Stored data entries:
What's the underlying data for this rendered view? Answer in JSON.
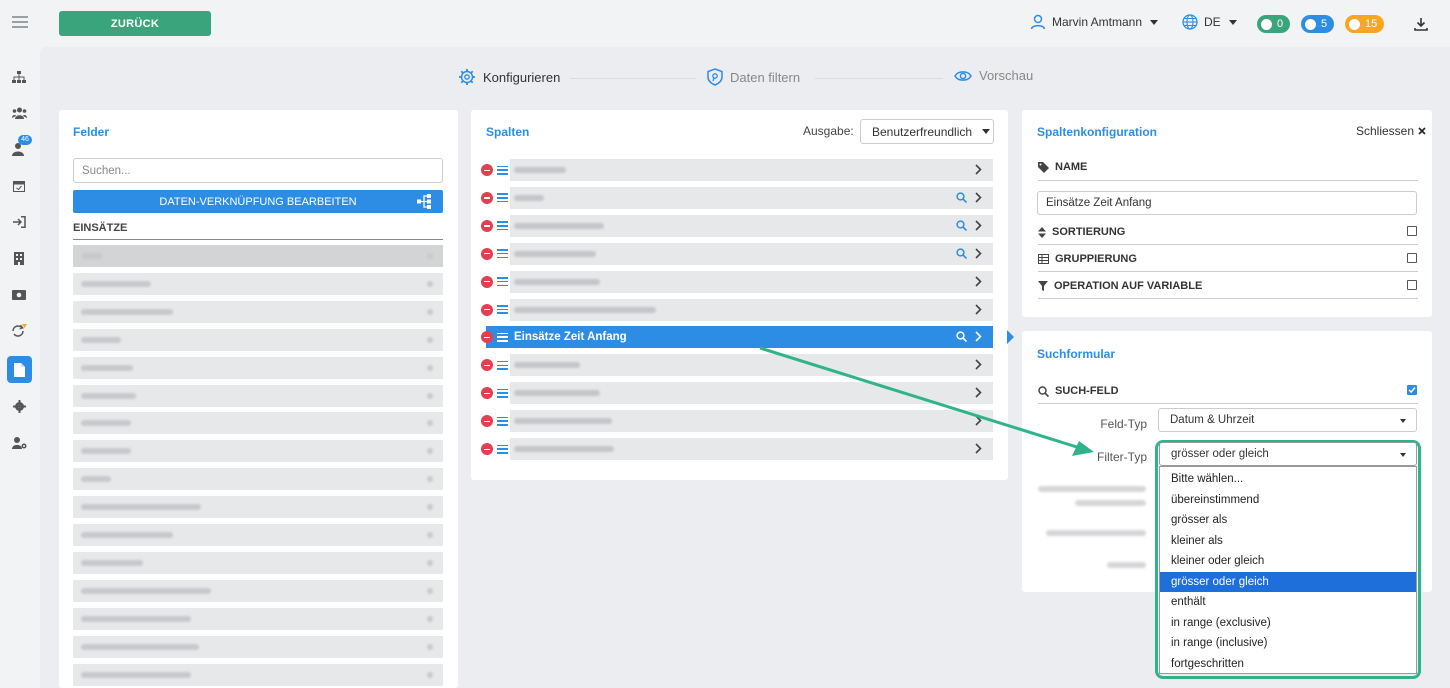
{
  "header": {
    "back_label": "ZURÜCK",
    "user_name": "Marvin Amtmann",
    "language": "DE",
    "badges": {
      "messages": "0",
      "notifications": "5",
      "warnings": "15"
    }
  },
  "sidebar": {
    "badge_count": "46"
  },
  "stepper": {
    "step1": "Konfigurieren",
    "step2": "Daten filtern",
    "step3": "Vorschau"
  },
  "felder": {
    "title": "Felder",
    "search_placeholder": "Suchen...",
    "edit_link_button": "DATEN-VERKNÜPFUNG BEARBEITEN",
    "section_label": "EINSÄTZE"
  },
  "spalten": {
    "title": "Spalten",
    "output_label": "Ausgabe:",
    "output_value": "Benutzerfreundlich",
    "active_column": "Einsätze Zeit Anfang"
  },
  "config": {
    "title": "Spaltenkonfiguration",
    "close_label": "Schliessen",
    "name_label": "NAME",
    "name_value": "Einsätze Zeit Anfang",
    "sort_label": "SORTIERUNG",
    "group_label": "GRUPPIERUNG",
    "operation_label": "OPERATION AUF VARIABLE"
  },
  "search_form": {
    "title": "Suchformular",
    "search_field_label": "SUCH-FELD",
    "field_type_label": "Feld-Typ",
    "field_type_value": "Datum & Uhrzeit",
    "filter_type_label": "Filter-Typ",
    "filter_type_value": "grösser oder gleich",
    "filter_options": [
      "Bitte wählen...",
      "übereinstimmend",
      "grösser als",
      "kleiner als",
      "kleiner oder gleich",
      "grösser oder gleich",
      "enthält",
      "in range (exclusive)",
      "in range (inclusive)",
      "fortgeschritten"
    ],
    "selected_option_index": 5
  },
  "colors": {
    "primary": "#2d8de4",
    "success": "#3aa57d",
    "warning": "#f6a623",
    "danger": "#e04050",
    "highlight": "#2fb48a"
  }
}
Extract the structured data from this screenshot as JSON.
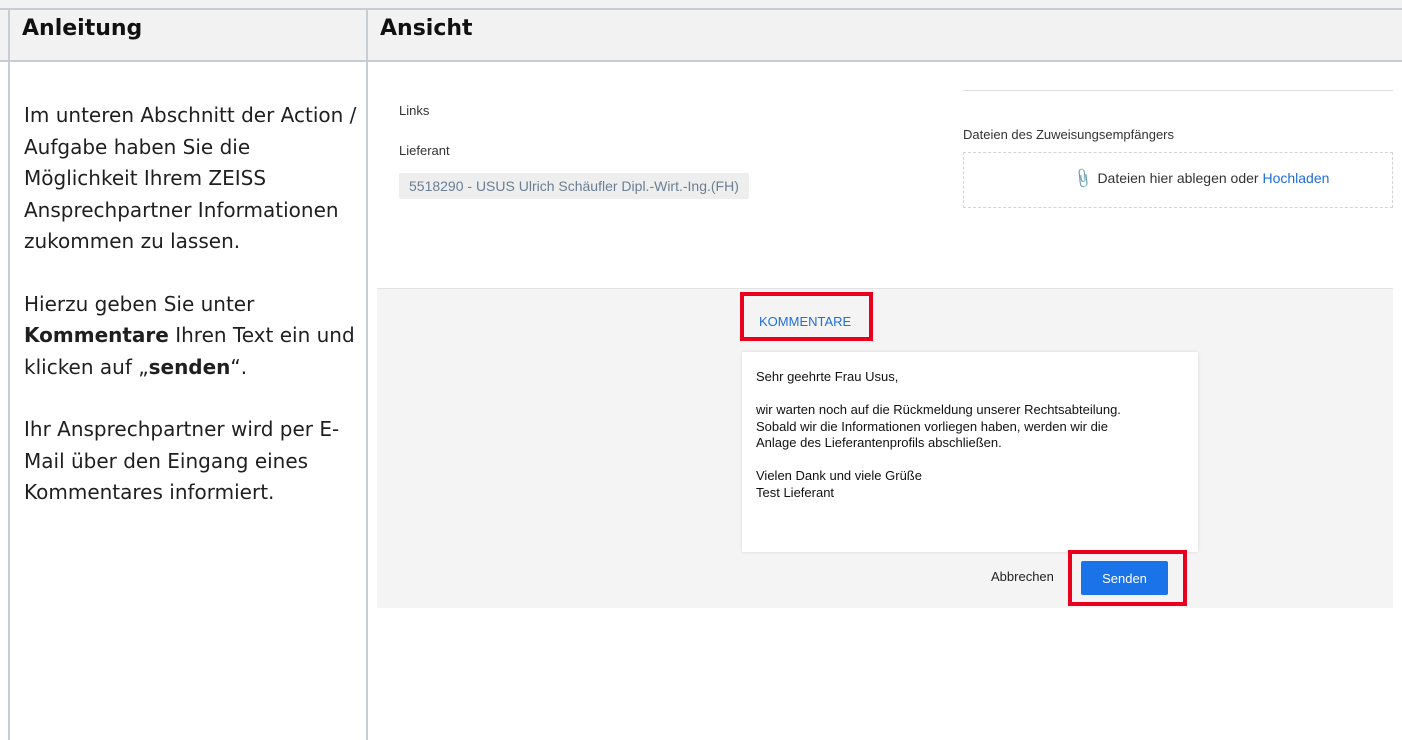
{
  "table": {
    "header_left": "Anleitung",
    "header_right": "Ansicht"
  },
  "instructions": {
    "p1": "Im unteren Abschnitt der Action / Aufgabe haben Sie die Möglichkeit Ihrem ZEISS Ansprechpartner Informationen zukommen zu lassen.",
    "p2_before": "Hierzu geben Sie unter ",
    "p2_bold": "Kommentare",
    "p2_middle": " Ihren Text ein und klicken auf „",
    "p2_bold2": "senden",
    "p2_after": "“.",
    "p3": "Ihr Ansprechpartner wird per E-Mail über den Eingang eines Kommentares informiert."
  },
  "screenshot": {
    "links_label": "Links",
    "supplier_label": "Lieferant",
    "supplier_value": "5518290 - USUS Ulrich Schäufler Dipl.-Wirt.-Ing.(FH)",
    "assignee_files_label": "Dateien des Zuweisungsempfängers",
    "dropzone_text": "Dateien hier ablegen oder",
    "dropzone_link": "Hochladen",
    "comments_tab": "KOMMENTARE",
    "comment_lines": {
      "l1": "Sehr geehrte Frau Usus,",
      "l2": "wir warten noch auf die Rückmeldung unserer Rechtsabteilung.",
      "l3": "Sobald wir die Informationen vorliegen haben, werden wir die",
      "l4": "Anlage des Lieferantenprofils abschließen.",
      "l5": "Vielen Dank und viele Grüße",
      "l6": "Test Lieferant"
    },
    "cancel_label": "Abbrechen",
    "send_label": "Senden",
    "highlight_color": "#e8001c",
    "accent_color": "#1a73e8",
    "paperclip_icon": "📎"
  }
}
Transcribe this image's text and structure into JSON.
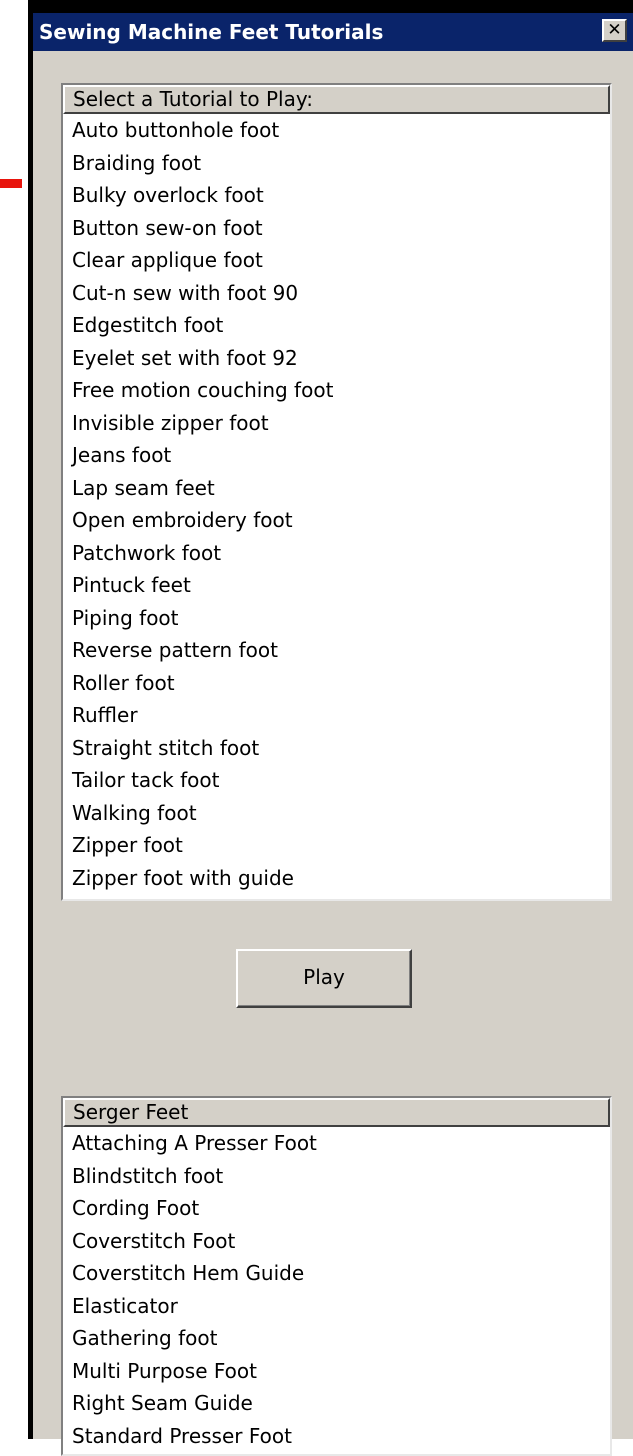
{
  "window": {
    "title": "Sewing Machine Feet Tutorials",
    "close_glyph": "✕"
  },
  "tutorials": {
    "header": "Select a Tutorial to Play:",
    "items": [
      "Auto buttonhole foot",
      "Braiding foot",
      "Bulky overlock foot",
      "Button sew-on foot",
      "Clear applique foot",
      "Cut-n sew with foot 90",
      "Edgestitch foot",
      "Eyelet set with foot 92",
      "Free motion couching foot",
      "Invisible zipper foot",
      "Jeans foot",
      "Lap seam feet",
      "Open embroidery foot",
      "Patchwork foot",
      "Pintuck feet",
      "Piping foot",
      "Reverse pattern foot",
      "Roller foot",
      "Ruffler",
      "Straight stitch foot",
      "Tailor tack foot",
      "Walking foot",
      "Zipper foot",
      "Zipper foot with guide"
    ]
  },
  "play_button": {
    "label": "Play"
  },
  "serger": {
    "header": "Serger Feet",
    "items": [
      "Attaching A Presser Foot",
      "Blindstitch foot",
      "Cording Foot",
      "Coverstitch Foot",
      "Coverstitch Hem Guide",
      "Elasticator",
      "Gathering foot",
      "Multi Purpose Foot",
      "Right Seam Guide",
      "Standard Presser Foot"
    ]
  },
  "colors": {
    "titlebar": "#0a246a",
    "face": "#d4d0c8",
    "marker": "#e8140c"
  }
}
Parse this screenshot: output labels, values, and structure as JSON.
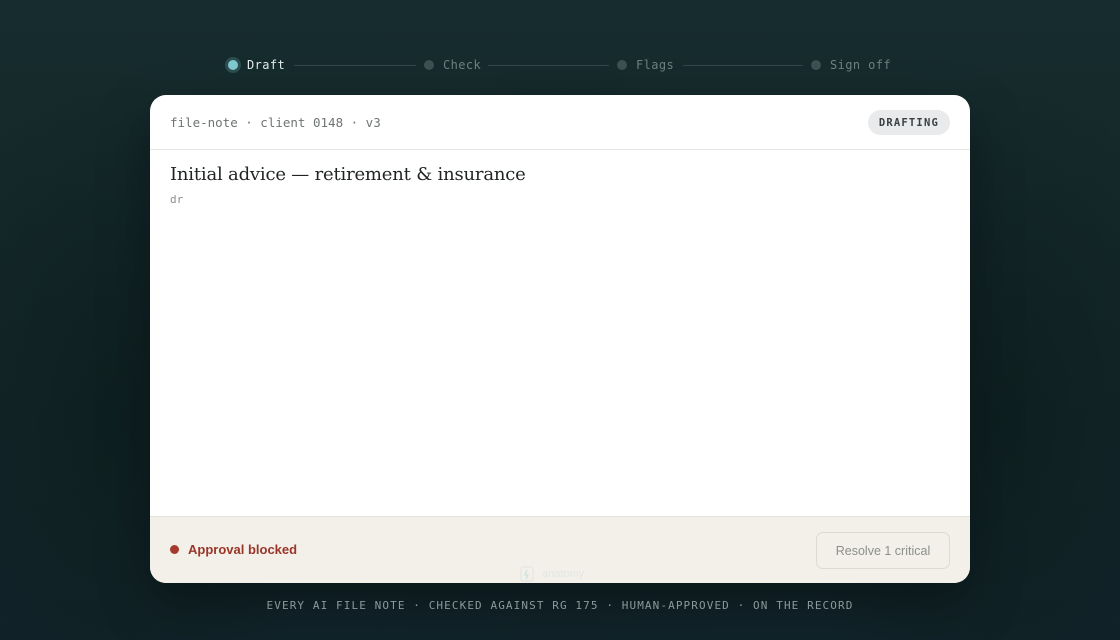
{
  "stepper": {
    "steps": [
      {
        "label": "Draft",
        "active": true
      },
      {
        "label": "Check",
        "active": false
      },
      {
        "label": "Flags",
        "active": false
      },
      {
        "label": "Sign off",
        "active": false
      }
    ]
  },
  "card": {
    "file_meta": "file-note · client 0148 · v3",
    "status_badge": "DRAFTING",
    "title": "Initial advice — retirement & insurance",
    "body_text": "dr"
  },
  "footer": {
    "blocked_label": "Approval blocked",
    "resolve_button": "Resolve 1 critical"
  },
  "brand": {
    "name": "anatomy"
  },
  "tagline": "EVERY AI FILE NOTE · CHECKED AGAINST RG 175 · HUMAN-APPROVED · ON THE RECORD",
  "colors": {
    "background": "#15292a",
    "accent_active": "#7fc9cf",
    "blocked_red": "#9a3528",
    "footer_bg": "#f2f0e9"
  },
  "icons": {
    "step_dot": "circle-dot-icon",
    "blocked_dot": "status-dot-icon",
    "brand": "brand-logo-icon"
  }
}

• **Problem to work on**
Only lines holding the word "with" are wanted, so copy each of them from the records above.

• **Written response**
      "Cut-n sew with foot 90",
      "Eyelet set with foot 92",
      "Zipper foot with guide"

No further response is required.